In his last three outings, however, Belisle has thrown four innings and given up no runs and one hit, with two walks and four strikeouts. And the fastball is running in the 93-94 range, occasionally touching 95.
It has been often reported that Belisle's effectiveness has dipped the last two years, with heavy usage being blamed, and his numbers this year (0-2, 4.80 ERA in 15 games) point to a lack of consistency. While fastball velocity in and of itself is not important to Belisle, it could point toward some subtle changes he has made recently that are helping with his consistency.
Without falling into pitching coach jargon, Belisle and pitching coach Jim Wright have worked toward keeping Belisle's power in the direction of home plate, rather than spinning off toward first base.

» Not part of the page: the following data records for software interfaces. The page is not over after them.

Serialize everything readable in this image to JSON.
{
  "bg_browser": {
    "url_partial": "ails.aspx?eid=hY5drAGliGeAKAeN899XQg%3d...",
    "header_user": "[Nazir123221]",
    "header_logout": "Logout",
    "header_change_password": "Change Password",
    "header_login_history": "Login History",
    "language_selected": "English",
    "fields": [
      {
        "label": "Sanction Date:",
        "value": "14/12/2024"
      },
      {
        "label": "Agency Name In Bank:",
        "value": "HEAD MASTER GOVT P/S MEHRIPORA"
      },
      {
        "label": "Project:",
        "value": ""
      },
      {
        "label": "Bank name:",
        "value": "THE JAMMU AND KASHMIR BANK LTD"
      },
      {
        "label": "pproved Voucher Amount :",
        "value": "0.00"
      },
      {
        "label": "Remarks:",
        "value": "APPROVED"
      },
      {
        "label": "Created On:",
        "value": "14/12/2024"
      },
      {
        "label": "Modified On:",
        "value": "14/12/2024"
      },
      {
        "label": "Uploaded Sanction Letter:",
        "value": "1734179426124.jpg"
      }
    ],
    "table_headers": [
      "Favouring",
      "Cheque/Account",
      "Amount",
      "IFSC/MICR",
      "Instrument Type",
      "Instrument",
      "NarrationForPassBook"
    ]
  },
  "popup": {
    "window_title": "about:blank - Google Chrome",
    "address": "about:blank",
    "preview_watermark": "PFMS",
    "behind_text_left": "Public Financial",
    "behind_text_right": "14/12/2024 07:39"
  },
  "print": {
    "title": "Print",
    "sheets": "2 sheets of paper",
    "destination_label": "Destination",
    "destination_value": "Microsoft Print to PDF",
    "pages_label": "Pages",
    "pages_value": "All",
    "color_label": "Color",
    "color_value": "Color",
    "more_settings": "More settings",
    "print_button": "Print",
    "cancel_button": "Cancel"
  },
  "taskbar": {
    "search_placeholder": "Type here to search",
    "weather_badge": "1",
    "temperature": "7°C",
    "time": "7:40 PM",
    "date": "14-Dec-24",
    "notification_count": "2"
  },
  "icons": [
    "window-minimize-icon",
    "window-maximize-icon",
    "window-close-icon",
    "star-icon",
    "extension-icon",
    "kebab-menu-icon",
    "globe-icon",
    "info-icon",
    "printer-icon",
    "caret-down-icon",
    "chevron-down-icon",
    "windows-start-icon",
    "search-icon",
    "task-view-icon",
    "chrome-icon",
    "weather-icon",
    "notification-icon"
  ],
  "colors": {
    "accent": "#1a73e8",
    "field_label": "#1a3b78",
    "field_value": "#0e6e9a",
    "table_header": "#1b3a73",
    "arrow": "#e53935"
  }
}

Belisle said he enjoys the between-games work toward the goal, then putting that aside and competing at game time.
"I give myself the best potential to reach my best ability if I'm repeating my delivery," Belisle said. "That's the best way I can say it. I'm trying to put myself in the right position to get people out. That comes back to focusing on each pitch, and that comes back to my preparation before. During the game, I want to see a pitch and execute it."
While he has been effective, Belisle is not considering himself on a roll, simply because he doesn't want to take it for granted.
"You have to work to stay on top of things in this game," he said. "The one consistency in this game is the mental grind. Whether you're going well or you're going bad, whether you're about to do something good or you're about to go into something bad, you have the grind of how you're going to think, act and prepare."
Manager Walt Weiss believes Belisle has "gotten some instant results from some things he's done mechanically with Jim Wright."
Thomas Harding is a reporter for MLB.com. Read his blog, Hardball in the Rockies, and follow him on Twitter @harding_at_mlb. Teddy Cahill is a reporter for MLB.com. Follow him on Twitter at @tedcahill. This story was not subject to the approval of Major League Baseball or its clubs.